EXERCISE DIRECTIONS
Copy, from the data below, each line that has the word "icon".

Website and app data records
========================================================================

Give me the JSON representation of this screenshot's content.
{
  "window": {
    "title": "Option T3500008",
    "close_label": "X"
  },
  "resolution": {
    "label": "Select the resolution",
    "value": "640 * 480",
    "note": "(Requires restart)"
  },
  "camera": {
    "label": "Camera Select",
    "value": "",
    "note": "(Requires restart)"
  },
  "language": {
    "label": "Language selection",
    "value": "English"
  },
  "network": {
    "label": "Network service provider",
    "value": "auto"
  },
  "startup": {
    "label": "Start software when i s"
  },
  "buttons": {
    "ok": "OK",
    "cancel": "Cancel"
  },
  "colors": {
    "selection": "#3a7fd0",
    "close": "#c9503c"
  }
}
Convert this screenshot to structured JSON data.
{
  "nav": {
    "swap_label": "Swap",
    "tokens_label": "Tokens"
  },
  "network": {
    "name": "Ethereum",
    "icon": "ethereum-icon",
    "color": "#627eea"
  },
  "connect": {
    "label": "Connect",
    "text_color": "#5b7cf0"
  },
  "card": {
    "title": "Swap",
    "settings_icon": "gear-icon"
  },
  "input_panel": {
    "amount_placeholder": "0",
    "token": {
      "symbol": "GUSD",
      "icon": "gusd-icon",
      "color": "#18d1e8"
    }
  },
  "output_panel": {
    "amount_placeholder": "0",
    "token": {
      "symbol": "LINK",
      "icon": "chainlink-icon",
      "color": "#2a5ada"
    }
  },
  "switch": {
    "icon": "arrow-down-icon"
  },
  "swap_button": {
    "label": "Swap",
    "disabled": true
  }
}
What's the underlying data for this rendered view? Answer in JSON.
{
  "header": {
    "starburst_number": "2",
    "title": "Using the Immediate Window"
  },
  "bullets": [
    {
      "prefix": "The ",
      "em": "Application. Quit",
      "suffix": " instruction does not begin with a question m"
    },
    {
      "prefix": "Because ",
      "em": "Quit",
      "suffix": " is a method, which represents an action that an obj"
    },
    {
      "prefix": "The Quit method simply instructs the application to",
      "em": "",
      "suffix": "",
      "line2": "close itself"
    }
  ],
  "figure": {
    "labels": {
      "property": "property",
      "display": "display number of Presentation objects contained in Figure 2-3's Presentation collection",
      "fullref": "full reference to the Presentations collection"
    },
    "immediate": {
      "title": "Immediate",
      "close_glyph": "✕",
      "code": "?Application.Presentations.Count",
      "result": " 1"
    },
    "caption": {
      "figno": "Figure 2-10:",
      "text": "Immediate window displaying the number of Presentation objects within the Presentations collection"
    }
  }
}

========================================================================

TASK SOLUTION
    "icon": "ethereum-icon",
    "settings_icon": "gear-icon"
      "icon": "gusd-icon",
      "icon": "chainlink-icon",
    "icon": "arrow-down-icon"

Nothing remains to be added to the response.